In this study, the rates of heart attacks, strokes and other cardiovascular disease were also lower (1%) in the evolocumab group compared with the standard therapy (2.2%). So far, clinical studies of alirocumab suggest it is similar in effectiveness to evolocumab. “Preliminarily, there appears to be no striking difference between the two,” Antman said.
Although there has been some concern that the dramatic drop in LDL levels achieved with these drugs could actually be harmful, the concern has not panned out. “That is of course something that everybody has been watching, and I have been pleased with what I have seen to date,” Antman said. He added that alirocumab and evolocumab may lower LDL down to between 30 and 40 milligrams/deciliter. (The optimal range is below 100 milligrams/deciliter.)
The potency of these drugs comes from the fact that they block a protein in the body called PCSK9, and are thus called PCSK9 inhibitors. The result of this inhibition is that more molecules known as LDL receptors are available on the surface of cells in the liver to take up LDL, clearing this bad form of cholesterol from the body.
There have also been concerns that alirocumab and evolocumab, like statins, may induce short-term memory loss.
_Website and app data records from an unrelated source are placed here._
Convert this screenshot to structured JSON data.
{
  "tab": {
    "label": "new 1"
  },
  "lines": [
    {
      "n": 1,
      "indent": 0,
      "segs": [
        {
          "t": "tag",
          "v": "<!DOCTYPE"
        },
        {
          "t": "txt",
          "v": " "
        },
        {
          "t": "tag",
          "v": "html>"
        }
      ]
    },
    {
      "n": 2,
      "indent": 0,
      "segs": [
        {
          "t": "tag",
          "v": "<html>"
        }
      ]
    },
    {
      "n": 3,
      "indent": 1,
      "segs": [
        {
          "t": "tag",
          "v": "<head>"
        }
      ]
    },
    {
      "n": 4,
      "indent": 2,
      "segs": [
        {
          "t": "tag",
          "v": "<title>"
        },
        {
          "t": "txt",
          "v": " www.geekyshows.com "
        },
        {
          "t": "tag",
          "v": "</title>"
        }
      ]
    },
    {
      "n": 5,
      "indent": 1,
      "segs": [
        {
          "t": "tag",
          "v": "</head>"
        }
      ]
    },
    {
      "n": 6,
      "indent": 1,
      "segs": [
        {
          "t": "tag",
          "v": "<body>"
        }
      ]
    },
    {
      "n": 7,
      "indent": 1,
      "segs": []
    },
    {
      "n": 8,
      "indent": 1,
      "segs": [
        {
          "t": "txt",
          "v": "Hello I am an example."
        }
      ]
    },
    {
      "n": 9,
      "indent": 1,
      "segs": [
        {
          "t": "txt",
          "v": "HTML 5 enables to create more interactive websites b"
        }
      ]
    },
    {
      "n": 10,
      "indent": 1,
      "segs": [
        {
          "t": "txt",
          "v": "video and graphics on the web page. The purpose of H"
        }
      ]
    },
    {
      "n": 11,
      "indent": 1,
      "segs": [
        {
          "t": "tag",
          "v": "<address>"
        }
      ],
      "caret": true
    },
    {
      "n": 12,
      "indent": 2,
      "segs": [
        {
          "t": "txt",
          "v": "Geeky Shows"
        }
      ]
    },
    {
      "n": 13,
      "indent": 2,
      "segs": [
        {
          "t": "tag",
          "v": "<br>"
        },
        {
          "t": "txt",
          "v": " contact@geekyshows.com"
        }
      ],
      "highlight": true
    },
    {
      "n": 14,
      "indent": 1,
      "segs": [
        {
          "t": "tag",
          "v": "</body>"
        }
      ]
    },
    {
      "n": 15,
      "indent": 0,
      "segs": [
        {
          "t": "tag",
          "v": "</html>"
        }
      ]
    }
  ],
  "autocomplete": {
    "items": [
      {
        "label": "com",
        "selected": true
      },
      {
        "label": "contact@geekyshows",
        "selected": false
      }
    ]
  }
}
The FDA warned statin users about this possibility in 2012.
However, a study published on Monday made a strong case that statins are not responsible for short-term memory loss, and instead that patients are simply more likely to notice mental shortcomings after they start any new medication, statin or otherwise. Likewise, Antman said it is “very unlikely” that alirocumab and evolocumab could precipitate forgetfulness.
If the new drugs are approved, it is estimated they would cost between $7,000 and $12,000 a year per patient. In comparison, statins cost between $48 a year (for generic forms), up to between $500 and $7,000 a year (for brand-name drugs).
However, “if we [balance] the cost of these drugs over society and the cost to our health care system for caring for patients who suffer the consequences of vascular disease,” Antman said, “it’s possible that the calculus would suggest this could be a cost effective and attractive approach.”
One downside to alirocumab and evolocumab is that they have to be injected, which could be more cumbersome for patients than taking a statin, which is a pill. “That was our initial concern [but] it’s pretty easy and well tolerated by our patients,” Rosenson said. Patients take an injection, via a device similar to the FlexPen for diabetes, once or twice a month.
Although PCSK9 inhibitors would at first probably be used primarily by patients who have bad reactions or do not respond to statins, these drugs could down the road be used more broadly in people with high cholesterol, Antman said. “If we were able to reduce the LDL levels in our population to ranges we have not seen before [because of the potency of these drugs], could we reduce the burden of vascular disease in our population and the economic cost to our society?”